→ **Task to complete**:
A verbatim copy of the data below is the required output.

──────────

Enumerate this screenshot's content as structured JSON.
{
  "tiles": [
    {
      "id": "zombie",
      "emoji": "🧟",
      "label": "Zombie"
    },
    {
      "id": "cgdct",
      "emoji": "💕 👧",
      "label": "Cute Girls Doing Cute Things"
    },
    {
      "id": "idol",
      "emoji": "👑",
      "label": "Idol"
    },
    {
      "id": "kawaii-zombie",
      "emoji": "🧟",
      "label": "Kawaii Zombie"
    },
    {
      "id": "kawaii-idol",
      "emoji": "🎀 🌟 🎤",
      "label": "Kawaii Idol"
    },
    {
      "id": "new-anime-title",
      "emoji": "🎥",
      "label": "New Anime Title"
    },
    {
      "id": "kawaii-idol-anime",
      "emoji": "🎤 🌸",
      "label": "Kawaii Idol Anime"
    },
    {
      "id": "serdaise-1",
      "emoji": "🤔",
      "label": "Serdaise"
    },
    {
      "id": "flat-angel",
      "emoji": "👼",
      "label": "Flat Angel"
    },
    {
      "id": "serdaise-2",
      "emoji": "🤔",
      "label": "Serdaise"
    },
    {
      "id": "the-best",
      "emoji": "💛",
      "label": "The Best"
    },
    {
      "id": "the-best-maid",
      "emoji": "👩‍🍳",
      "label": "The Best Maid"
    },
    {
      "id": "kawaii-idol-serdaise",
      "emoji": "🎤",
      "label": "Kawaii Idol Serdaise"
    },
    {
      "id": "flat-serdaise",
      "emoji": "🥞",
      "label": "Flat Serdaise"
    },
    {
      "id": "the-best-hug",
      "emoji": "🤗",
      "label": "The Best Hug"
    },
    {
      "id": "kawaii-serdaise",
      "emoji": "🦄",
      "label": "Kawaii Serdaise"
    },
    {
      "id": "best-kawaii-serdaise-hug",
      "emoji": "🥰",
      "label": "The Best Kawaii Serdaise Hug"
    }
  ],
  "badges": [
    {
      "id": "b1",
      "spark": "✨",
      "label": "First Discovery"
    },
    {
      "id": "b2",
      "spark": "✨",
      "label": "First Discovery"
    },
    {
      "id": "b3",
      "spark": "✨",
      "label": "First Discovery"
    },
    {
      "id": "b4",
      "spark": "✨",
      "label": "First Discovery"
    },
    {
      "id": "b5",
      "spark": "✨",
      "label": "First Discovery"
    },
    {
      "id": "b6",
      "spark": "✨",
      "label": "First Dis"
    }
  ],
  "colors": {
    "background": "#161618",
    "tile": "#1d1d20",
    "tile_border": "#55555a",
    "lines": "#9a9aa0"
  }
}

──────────

→ **Solution**:
Enumerate this screenshot's content as structured JSON.
{
  "tiles": [
    {
      "id": "zombie",
      "emoji": "🧟",
      "label": "Zombie"
    },
    {
      "id": "cgdct",
      "emoji": "💕 👧",
      "label": "Cute Girls Doing Cute Things"
    },
    {
      "id": "idol",
      "emoji": "👑",
      "label": "Idol"
    },
    {
      "id": "kawaii-zombie",
      "emoji": "🧟",
      "label": "Kawaii Zombie"
    },
    {
      "id": "kawaii-idol",
      "emoji": "🎀 🌟 🎤",
      "label": "Kawaii Idol"
    },
    {
      "id": "new-anime-title",
      "emoji": "🎥",
      "label": "New Anime Title"
    },
    {
      "id": "kawaii-idol-anime",
      "emoji": "🎤 🌸",
      "label": "Kawaii Idol Anime"
    },
    {
      "id": "serdaise-1",
      "emoji": "🤔",
      "label": "Serdaise"
    },
    {
      "id": "flat-angel",
      "emoji": "👼",
      "label": "Flat Angel"
    },
    {
      "id": "serdaise-2",
      "emoji": "🤔",
      "label": "Serdaise"
    },
    {
      "id": "the-best",
      "emoji": "💛",
      "label": "The Best"
    },
    {
      "id": "the-best-maid",
      "emoji": "👩‍🍳",
      "label": "The Best Maid"
    },
    {
      "id": "kawaii-idol-serdaise",
      "emoji": "🎤",
      "label": "Kawaii Idol Serdaise"
    },
    {
      "id": "flat-serdaise",
      "emoji": "🥞",
      "label": "Flat Serdaise"
    },
    {
      "id": "the-best-hug",
      "emoji": "🤗",
      "label": "The Best Hug"
    },
    {
      "id": "kawaii-serdaise",
      "emoji": "🦄",
      "label": "Kawaii Serdaise"
    },
    {
      "id": "best-kawaii-serdaise-hug",
      "emoji": "🥰",
      "label": "The Best Kawaii Serdaise Hug"
    }
  ],
  "badges": [
    {
      "id": "b1",
      "spark": "✨",
      "label": "First Discovery"
    },
    {
      "id": "b2",
      "spark": "✨",
      "label": "First Discovery"
    },
    {
      "id": "b3",
      "spark": "✨",
      "label": "First Discovery"
    },
    {
      "id": "b4",
      "spark": "✨",
      "label": "First Discovery"
    },
    {
      "id": "b5",
      "spark": "✨",
      "label": "First Discovery"
    },
    {
      "id": "b6",
      "spark": "✨",
      "label": "First Dis"
    }
  ],
  "colors": {
    "background": "#161618",
    "tile": "#1d1d20",
    "tile_border": "#55555a",
    "lines": "#9a9aa0"
  }
}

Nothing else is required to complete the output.